Material supplied:
"""
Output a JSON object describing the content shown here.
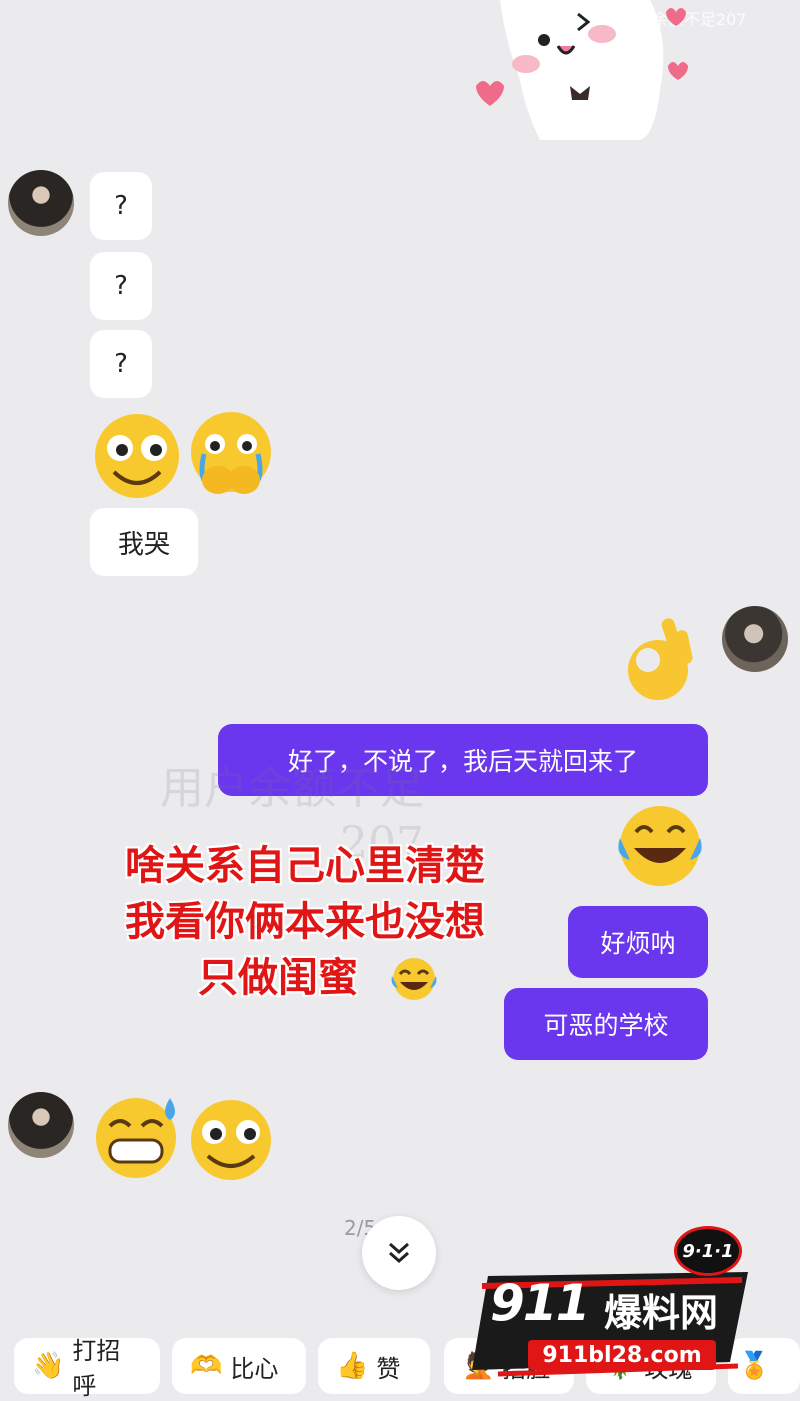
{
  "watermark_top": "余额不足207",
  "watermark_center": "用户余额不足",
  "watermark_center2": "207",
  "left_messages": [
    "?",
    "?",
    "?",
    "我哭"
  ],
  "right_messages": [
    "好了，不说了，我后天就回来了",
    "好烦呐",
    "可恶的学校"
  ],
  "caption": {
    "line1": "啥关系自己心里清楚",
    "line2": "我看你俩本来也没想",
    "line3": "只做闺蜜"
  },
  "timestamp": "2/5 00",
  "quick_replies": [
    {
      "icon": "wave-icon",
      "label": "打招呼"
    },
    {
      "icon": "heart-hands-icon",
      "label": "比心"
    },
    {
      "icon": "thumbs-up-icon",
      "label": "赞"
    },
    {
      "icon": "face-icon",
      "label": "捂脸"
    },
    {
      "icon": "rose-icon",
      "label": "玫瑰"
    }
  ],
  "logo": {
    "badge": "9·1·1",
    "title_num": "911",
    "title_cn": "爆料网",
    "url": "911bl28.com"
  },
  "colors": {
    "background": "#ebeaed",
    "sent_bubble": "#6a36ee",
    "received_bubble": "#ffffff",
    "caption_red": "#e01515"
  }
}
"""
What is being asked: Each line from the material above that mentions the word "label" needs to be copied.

Output of the exercise:
      "label": "打招呼"
      "label": "比心"
      "label": "赞"
      "label": "捂脸"
      "label": "玫瑰"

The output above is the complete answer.